My second speaking gig on a Geek Cruise (after Perl Whirl and before Linux Lunacy) was in the western Caribbean aboard the 720-foot Ryndam in the Holland America Line. This was not only a week of deep immersion with Java geeks and a sort of broad circumnavigation of Cuba, but it resulted in a very serious injury when I fell on a black spiny sea urchin while snorkeling in Cozumel, shredding my right index finger. The story of that aspect of the adventure is in my Microship post a couple of months later.
This is just a quick note about the event itself.
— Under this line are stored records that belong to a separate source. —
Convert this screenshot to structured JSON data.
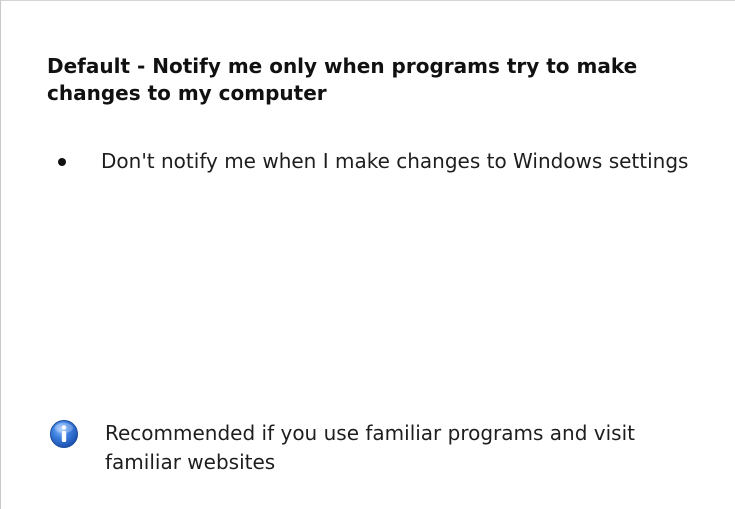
{
  "uac_setting": {
    "title": "Default - Notify me only when programs try to make changes to my computer",
    "bullets": [
      "Don't notify me when I make changes to Windows settings"
    ],
    "recommendation": {
      "icon": "info-icon",
      "text": "Recommended if you use familiar programs and visit familiar websites"
    }
  },
  "colors": {
    "info_icon": "#2f6fd6",
    "text": "#1e1e1e",
    "border": "#c8c8c8"
  }
}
Here is the program entry for my talk on the first day of the cruise:
The February 2001 issue of Software Development magazine carried a delightful article by Dana Cline about Java Jam, and here is a photo of the participants posed on the foredeck of the Ryndam (I’m the guy in yellow shorts near the left end of the front row, and the fellow in the blue shorts to my left is Neil Bauman, who runs the Geek Cruises).
Dana’s 6-page article, with full text in the Dr. Dobbs archive, goes into lots of detail about the adventure… here is the bit about my presentation on the first day of the voyage…
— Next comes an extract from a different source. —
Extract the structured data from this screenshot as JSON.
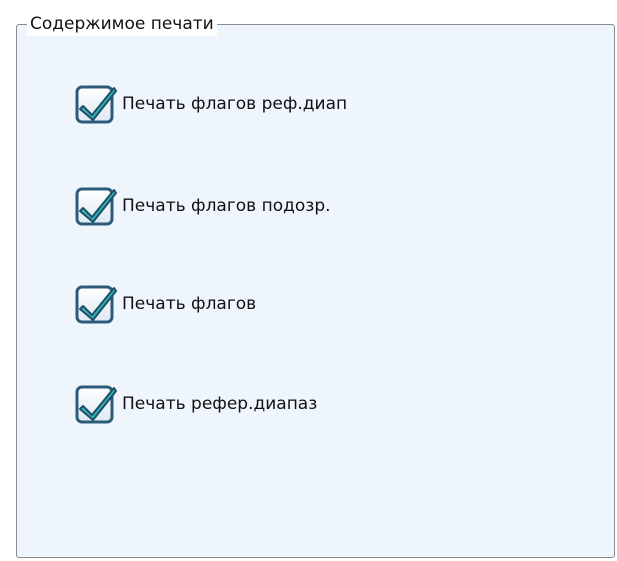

As we left Half Moon Cay, the geeks gathered in one of the larger conference rooms for Neil Bauman’s “Welcome Aboard” speech. Bauman then introduced Steve Roberts, who spoke about his Microship project.
In 1983, Steve left a normal life to roam across the U.S. on a custom bicycle, communicating his adventures via CompuServe using a Radio Shack Model 100 computer. His latest project is to roam America’s waterways in a pair of small ships that will serve as living quarters, transportation and communications hub for Steve and his partner Natasha Clarke. Their voyage, which will be chronicled on their Web site, will start in the Pacific Northwest and take them across the Northwest, down to the Gulf of Mexico, around Florida and up the Eastern Seaboard, and then finally through the Great Lakes. Roberts’ ships are wonders of miniaturization (unlike the Ryndam!). Starting life as 19-foot canoes, they’ve been modified with full cockpits, a mast, pedals and retractable wheels for portages. The ships’ electronics are extensive: there are hundreds of sensors, controllers and user interface devices, as well as wireless networking and satellite communications, all of it driven by banks of solar cells. At its heart is a Linux server running custom Perl scripts.